One of the most exciting parts of getting sober is jumping back into the stream of life. But when is the right time to go back to school sober?
Back To School Sober
One of the joys of getting sober is regaining the opportunity to participate in the many exciting aspects of life that get lost while abusing drugs and alcohol. Regaining family relationships, joining society in the workforce, making new friends, and pursuing life-long dreams. For many, one of the biggest steps along this journey is higher education. For those getting sober young, college is also something that is often compromised during active addiction. How do you know when you are ready to jump back into school though, and are there any dangers to doing so too early?
New Opportunities, New Challenges
Entering the academic world brings with it all sorts of awesome new opportunities. Chances to learn and grow are abundant, and in todays day and age a college degree is a very useful tool in getting into many careers. In fact, in a lot of fields, it is necessary. College also brings with it the chance to investigate new interests and be exposed to ideas that otherwise may not be presented in an individuals life, something that gives it a high intrinsic value even without the accompanying degree. However, it also brings with it some new challenges for the young recovering addict. There are high levels of stress that are often associated with higher education, something which can be triggering for ill-prepared addicts. There is also a necessity for a higher level of planning and time management, a skill that many newly sober alcoholics simply do not possess. Additionally, many college settings are rife with partying, drug abuse and unhealthy behaviors, making them a dangerous environment for the newly sober.
Is The Time Right?
So how does one know when it is the right time to go back to school sober? Making this decision, it is important to remember that the answer will not be the same for everyone. There are some central things to consider, regardless of the individual though. First of all, how secure is someone in their recovery? Have they established a recovery routine, regular 12 step meetings, built a solid community, and done the heavy internal lifting that early sobriety requires? To many, a good benchmark for these questions is whether or not they have finished their steps. A lot of tumultuous emotions get brought to the surface during the initial 12 step process, and without taking the time to work through these and experience the freedom that comes on the other side, introducing the high stress environment of college can be potentially dangerous. Without a solid foundation in recovery, the chances of relapse as soon as something new is introduced is substantially higher.

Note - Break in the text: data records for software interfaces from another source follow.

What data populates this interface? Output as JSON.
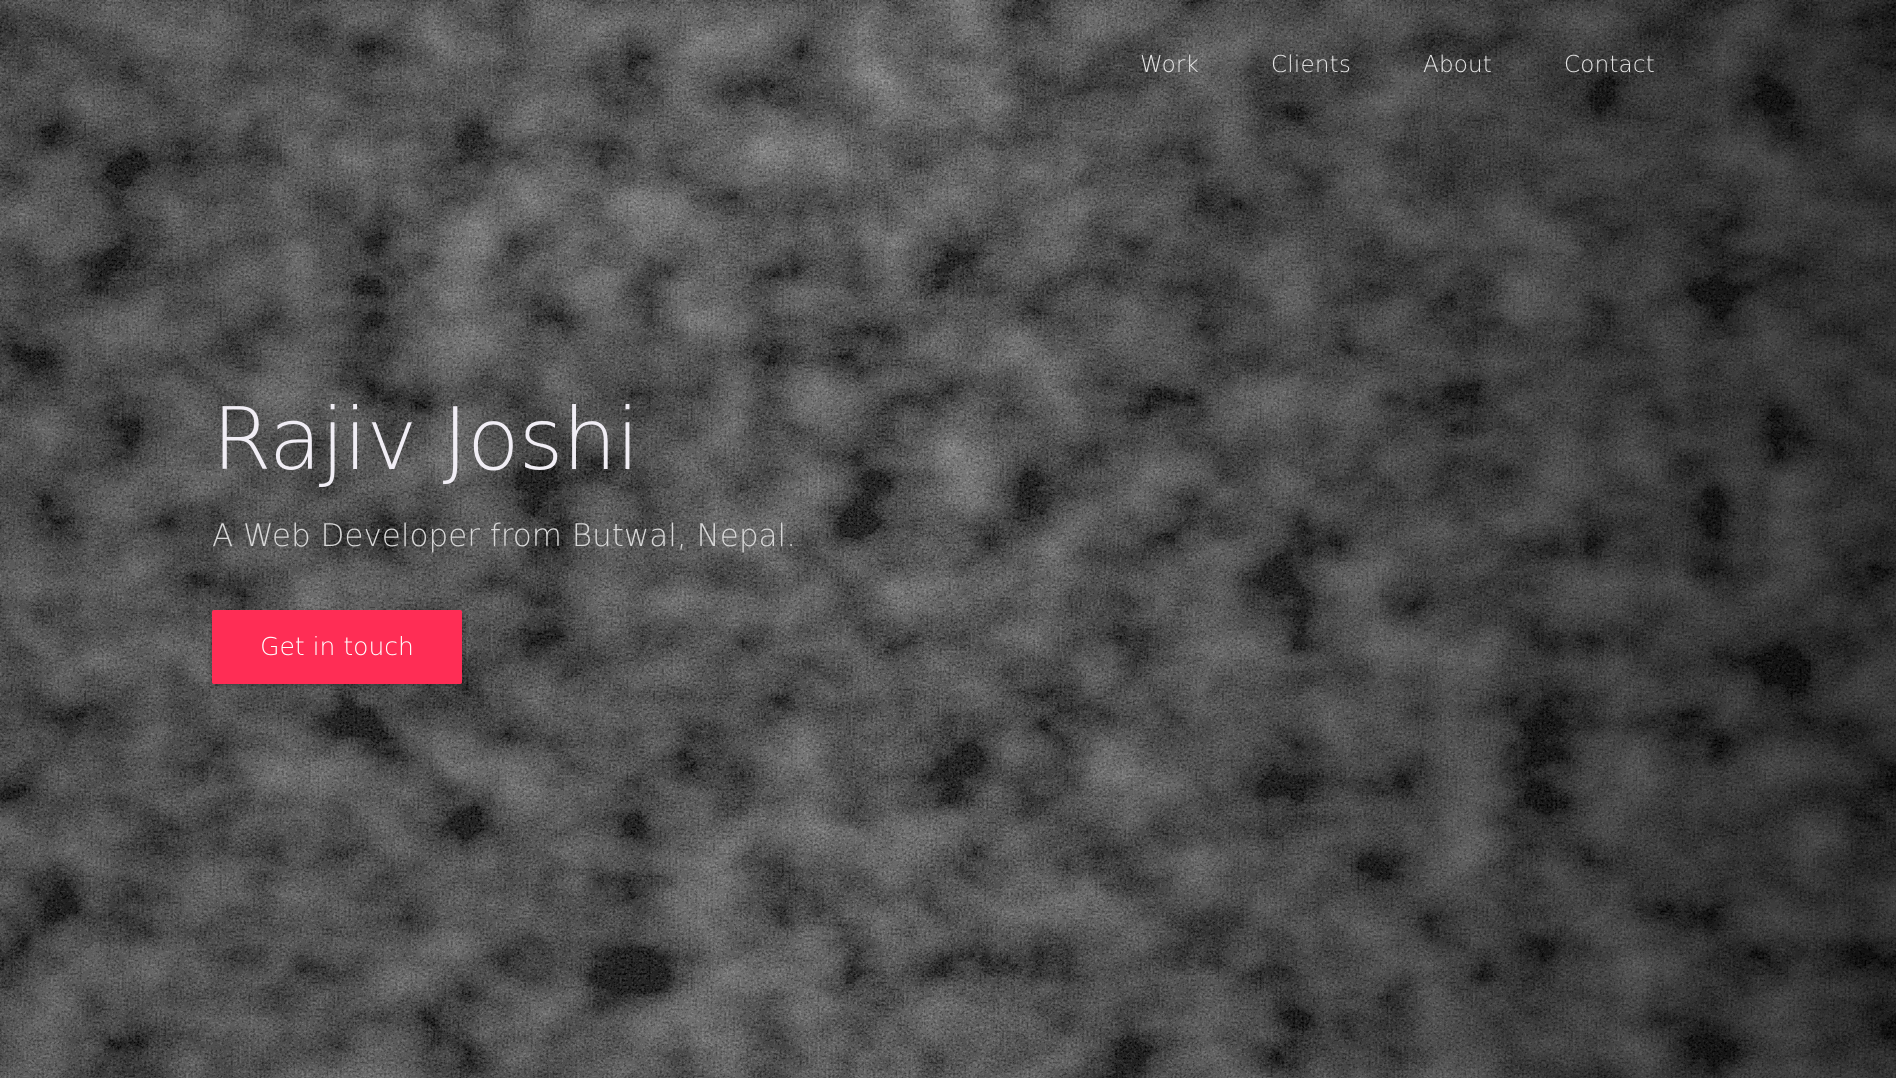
{
  "nav": {
    "items": [
      {
        "label": "Work"
      },
      {
        "label": "Clients"
      },
      {
        "label": "About"
      },
      {
        "label": "Contact"
      }
    ]
  },
  "hero": {
    "title": "Rajiv Joshi",
    "subtitle": "A Web Developer from Butwal, Nepal.",
    "cta_label": "Get in touch"
  },
  "colors": {
    "accent": "#ff2d55",
    "title_text": "#f1eef5",
    "body_text": "#d9d9d9"
  }
}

Real Life Experience
How much experience does an individual have dealing with the real world? This question is especially pertinent for young people who may have little to no life experience from before they started using. Especially if someone is coming straight from a sober living or treatment environment, both of which are highly beneficial getting sober young, it is important to spend some time contending with the challenges that real life holds without the safety and structure of a program. Getting some work experience that can teach time management and responsibility, understanding the value of financial responsibility, and taking some time to live independently are very helpful if the goal is to set someone up or academic success.
Another consideration to take into account when looking at academic pursuits is the environment that often surrounds college. If someone is planning to go back to school sober, they need to understand that they are going to be surrounded by other people their own age that not only are not sober, but are probably engaging in many of the behaviors that did not work in their own lives. High risk drinking, drug use and other unhealthy choices are common in college environments. A good solution to this issue is carefully choosing the way that someone introduces college into their life. Community colleges do not always have the same level of partying associated with them, and for many, are a much better option financially. This gives sober students an opportunity to go to school in a location that is still close by where they got sober and not have to leave their community behind to go into a more volatile environment. It also gives them an opportunity to stay rooted and have a group of friends and support to turn to when and if things get difficult in the academic setting. If this option is chosen, there is always the opportunity to transfer into a more traditional university down the line. By doing this, students get transitioned into the college life more slowly, while developing the skills necessary to succeed and getting some more time sober under their belt.
Making The Decision
Ultimately, any big life change like going to college is better served when someone has a foundation in their recovery. A good rule of thumb is not hold off on introducing large changes life this until after someone’s first year sober, and they have gained some experience and success contending with real life responsibilities in recovery. When choosing to go back to school sober, not rushing is key. College is not going anywhere, but if someone tries to do too much too soon, they run the risk of compromising their recovery. Next week, we will talk about some considerations and tips for making sure that if this course of action is chosen, recovery remains a priority. Do you have any experience with making the decision to go back to school sober? Please share in the comments section so we can hear what you’ve gone through!